# [ASSIGNED TASK]
Where a line of the data holds the word "join", copy that line.

= Beginning of Section =

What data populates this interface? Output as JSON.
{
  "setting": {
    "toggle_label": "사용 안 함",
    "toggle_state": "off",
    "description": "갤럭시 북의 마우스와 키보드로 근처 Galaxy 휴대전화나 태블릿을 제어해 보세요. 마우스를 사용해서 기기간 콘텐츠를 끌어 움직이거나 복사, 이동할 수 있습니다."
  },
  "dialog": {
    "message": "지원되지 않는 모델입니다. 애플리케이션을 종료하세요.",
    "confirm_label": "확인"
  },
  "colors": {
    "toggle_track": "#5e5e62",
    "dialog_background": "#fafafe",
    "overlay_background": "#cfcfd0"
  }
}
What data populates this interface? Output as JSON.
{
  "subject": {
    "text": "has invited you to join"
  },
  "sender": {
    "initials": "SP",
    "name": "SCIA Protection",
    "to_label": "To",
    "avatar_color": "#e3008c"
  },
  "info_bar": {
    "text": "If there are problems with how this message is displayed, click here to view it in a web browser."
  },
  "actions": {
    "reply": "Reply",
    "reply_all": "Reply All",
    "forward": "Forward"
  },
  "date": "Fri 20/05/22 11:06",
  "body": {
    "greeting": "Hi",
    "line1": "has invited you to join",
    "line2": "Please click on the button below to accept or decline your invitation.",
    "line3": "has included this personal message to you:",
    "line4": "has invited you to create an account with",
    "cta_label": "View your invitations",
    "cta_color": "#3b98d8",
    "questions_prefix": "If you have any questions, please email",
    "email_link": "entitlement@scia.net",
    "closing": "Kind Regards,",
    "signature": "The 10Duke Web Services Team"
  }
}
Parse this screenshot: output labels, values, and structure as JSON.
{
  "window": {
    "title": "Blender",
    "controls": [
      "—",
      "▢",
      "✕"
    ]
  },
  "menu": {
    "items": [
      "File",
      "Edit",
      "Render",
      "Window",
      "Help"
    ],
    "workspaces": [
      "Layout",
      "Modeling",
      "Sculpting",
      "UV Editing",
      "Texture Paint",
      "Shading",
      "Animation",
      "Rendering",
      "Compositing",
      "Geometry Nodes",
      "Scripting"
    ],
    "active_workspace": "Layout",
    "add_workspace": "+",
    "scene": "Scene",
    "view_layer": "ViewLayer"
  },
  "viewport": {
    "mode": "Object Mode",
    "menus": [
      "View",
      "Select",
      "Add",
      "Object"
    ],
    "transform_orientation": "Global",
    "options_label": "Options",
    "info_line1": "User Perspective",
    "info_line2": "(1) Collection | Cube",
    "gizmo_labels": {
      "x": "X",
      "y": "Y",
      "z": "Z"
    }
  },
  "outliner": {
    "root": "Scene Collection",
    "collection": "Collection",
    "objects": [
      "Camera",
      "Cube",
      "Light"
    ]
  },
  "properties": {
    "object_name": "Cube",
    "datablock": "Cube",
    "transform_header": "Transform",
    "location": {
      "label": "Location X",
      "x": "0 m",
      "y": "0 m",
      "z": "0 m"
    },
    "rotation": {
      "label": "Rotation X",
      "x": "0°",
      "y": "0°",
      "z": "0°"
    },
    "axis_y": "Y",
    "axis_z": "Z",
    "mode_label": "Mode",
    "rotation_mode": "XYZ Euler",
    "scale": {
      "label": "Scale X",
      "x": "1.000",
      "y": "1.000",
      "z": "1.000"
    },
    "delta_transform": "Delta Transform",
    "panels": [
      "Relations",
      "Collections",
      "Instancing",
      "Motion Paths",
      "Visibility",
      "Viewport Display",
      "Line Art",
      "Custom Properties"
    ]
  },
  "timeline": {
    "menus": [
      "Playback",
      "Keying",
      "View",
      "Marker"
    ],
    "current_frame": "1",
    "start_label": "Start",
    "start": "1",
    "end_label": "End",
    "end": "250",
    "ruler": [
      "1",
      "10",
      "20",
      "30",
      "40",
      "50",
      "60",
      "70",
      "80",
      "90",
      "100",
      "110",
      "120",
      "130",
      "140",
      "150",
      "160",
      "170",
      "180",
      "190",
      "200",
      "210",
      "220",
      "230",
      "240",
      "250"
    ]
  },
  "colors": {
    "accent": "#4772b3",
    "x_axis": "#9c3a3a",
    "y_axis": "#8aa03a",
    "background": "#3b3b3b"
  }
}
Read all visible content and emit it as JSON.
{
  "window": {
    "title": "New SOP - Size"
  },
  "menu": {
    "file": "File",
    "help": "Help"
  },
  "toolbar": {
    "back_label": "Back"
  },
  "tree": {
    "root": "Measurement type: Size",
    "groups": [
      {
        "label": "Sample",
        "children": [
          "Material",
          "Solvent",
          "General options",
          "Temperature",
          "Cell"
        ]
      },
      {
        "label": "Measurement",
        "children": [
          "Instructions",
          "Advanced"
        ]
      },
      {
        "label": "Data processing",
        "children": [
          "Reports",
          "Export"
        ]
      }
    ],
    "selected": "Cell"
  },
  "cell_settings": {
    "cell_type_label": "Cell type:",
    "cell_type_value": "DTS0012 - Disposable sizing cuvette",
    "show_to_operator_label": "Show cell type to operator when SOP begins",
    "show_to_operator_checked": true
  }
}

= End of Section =

# [SOLUTION TO THE EXERCISE]
    "text": "has invited you to join"
    "line1": "has invited you to join",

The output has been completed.